**WORK ITEM:** Filter the entries for the string "title". Copy each line that has it.

(AVAILABLE DATA Opens)

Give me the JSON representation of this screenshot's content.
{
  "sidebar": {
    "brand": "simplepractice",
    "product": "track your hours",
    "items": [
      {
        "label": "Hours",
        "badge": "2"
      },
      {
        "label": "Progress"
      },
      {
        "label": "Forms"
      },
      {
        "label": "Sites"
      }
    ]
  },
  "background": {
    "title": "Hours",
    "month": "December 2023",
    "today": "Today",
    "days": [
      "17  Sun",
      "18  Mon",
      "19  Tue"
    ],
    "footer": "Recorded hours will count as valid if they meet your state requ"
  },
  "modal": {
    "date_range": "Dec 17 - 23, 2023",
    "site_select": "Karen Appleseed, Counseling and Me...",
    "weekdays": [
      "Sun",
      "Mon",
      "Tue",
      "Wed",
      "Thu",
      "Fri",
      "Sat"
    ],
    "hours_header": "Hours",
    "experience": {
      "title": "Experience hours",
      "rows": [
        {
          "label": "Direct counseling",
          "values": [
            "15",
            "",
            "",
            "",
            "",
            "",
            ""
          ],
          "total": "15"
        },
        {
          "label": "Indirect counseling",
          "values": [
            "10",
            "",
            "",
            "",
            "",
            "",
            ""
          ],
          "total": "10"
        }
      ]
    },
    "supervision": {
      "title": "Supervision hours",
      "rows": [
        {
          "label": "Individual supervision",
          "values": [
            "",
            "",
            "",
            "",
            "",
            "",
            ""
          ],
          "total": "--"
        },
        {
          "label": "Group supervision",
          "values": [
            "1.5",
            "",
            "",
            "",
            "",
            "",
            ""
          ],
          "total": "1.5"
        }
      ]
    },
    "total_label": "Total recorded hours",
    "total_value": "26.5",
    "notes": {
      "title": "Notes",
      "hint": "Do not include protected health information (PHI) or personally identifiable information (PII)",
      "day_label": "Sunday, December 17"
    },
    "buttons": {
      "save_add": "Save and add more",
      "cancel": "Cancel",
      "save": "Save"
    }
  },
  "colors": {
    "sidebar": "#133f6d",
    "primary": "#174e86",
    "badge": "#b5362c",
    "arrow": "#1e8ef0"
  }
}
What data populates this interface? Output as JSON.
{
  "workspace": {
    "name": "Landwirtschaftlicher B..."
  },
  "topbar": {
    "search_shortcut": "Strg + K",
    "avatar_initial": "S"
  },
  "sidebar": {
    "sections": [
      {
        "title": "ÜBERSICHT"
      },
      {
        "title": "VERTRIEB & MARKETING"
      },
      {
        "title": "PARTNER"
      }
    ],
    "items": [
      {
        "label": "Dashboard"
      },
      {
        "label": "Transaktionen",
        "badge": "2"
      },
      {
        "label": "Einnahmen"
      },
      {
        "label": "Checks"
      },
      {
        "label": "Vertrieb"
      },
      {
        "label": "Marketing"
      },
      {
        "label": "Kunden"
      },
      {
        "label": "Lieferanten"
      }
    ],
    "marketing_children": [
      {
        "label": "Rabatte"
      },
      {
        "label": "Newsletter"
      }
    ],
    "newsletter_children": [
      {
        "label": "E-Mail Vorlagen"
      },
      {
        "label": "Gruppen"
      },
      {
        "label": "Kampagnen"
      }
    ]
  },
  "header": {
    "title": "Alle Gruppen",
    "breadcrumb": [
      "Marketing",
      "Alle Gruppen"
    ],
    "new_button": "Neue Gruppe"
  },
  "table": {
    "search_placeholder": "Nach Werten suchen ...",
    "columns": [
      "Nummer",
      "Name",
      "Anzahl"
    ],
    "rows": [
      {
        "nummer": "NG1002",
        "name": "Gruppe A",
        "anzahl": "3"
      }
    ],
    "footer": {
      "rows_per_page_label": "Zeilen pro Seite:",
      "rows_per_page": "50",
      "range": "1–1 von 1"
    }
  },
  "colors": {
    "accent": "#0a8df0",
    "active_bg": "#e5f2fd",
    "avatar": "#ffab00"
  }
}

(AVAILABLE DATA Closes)

**RESULT:**
    "title": "Hours",
      "title": "Experience hours",
      "title": "Supervision hours",
      "title": "Notes",
        "title": "ÜBERSICHT"
        "title": "VERTRIEB & MARKETING"
        "title": "PARTNER"
    "title": "Alle Gruppen",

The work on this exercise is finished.